# YOUR ASSIGNMENT
Copy, from the material below, each line that contains the word "title".

# AVAILABLE RECORDS
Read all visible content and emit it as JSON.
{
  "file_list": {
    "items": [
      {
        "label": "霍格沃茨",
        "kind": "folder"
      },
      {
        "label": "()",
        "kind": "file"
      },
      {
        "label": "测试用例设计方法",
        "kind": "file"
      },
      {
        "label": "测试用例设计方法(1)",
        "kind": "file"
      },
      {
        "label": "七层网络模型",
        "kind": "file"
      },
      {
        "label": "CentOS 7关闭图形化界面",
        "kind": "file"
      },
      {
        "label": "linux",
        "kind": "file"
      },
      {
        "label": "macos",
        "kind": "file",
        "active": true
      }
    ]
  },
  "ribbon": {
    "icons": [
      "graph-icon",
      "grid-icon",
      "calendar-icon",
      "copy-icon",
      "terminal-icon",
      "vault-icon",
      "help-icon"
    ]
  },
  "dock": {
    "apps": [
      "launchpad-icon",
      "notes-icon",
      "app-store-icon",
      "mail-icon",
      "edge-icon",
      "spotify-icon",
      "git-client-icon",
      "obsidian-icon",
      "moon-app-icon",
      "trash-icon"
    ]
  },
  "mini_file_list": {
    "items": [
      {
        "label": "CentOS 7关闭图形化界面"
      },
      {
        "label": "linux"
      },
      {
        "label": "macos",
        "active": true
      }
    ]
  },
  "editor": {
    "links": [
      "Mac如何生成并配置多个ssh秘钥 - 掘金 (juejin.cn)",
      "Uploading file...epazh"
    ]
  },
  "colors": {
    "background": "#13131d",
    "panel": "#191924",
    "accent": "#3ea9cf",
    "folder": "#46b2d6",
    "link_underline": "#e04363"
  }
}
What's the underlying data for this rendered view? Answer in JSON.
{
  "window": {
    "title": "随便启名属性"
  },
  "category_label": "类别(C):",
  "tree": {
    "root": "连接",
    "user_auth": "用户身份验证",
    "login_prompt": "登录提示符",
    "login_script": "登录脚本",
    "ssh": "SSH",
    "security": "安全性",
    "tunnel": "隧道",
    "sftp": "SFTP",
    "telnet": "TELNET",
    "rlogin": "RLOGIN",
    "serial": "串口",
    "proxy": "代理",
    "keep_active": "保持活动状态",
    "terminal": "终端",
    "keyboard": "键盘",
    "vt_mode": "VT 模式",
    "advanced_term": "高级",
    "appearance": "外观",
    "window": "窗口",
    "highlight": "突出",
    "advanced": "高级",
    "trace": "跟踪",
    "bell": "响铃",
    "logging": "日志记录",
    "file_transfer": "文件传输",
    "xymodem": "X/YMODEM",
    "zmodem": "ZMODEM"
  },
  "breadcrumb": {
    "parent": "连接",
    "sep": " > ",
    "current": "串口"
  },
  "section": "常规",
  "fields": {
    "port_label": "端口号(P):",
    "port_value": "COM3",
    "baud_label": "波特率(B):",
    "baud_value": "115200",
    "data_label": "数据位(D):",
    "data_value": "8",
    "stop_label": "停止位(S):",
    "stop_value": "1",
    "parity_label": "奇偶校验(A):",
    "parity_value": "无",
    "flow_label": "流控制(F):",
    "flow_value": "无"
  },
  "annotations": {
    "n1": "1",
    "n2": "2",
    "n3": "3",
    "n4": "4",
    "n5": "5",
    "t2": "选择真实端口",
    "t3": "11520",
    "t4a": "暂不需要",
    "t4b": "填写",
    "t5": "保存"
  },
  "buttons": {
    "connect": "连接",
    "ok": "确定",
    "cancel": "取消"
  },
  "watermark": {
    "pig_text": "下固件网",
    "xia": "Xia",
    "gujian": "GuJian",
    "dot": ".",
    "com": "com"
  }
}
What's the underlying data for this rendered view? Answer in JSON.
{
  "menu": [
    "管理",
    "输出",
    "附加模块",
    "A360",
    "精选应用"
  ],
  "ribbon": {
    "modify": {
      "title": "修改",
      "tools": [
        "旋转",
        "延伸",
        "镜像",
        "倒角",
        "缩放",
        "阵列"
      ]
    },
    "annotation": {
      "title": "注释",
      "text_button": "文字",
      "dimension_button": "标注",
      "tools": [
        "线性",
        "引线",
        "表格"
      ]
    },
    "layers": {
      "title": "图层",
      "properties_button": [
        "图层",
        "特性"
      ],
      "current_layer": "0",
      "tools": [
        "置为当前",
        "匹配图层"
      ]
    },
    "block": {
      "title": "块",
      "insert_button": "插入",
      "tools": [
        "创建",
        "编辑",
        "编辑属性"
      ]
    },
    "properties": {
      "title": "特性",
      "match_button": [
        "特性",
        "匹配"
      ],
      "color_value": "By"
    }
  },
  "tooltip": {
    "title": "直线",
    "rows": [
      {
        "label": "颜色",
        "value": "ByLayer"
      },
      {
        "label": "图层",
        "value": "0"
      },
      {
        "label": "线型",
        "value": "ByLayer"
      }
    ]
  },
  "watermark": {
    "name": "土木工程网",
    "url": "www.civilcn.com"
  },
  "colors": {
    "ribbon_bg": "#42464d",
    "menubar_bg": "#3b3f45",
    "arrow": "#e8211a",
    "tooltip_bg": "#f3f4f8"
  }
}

# WORKED SOLUTION
    "title": "随便启名属性"
      "title": "修改",
      "title": "注释",
      "title": "图层",
      "title": "块",
      "title": "特性",
    "title": "直线",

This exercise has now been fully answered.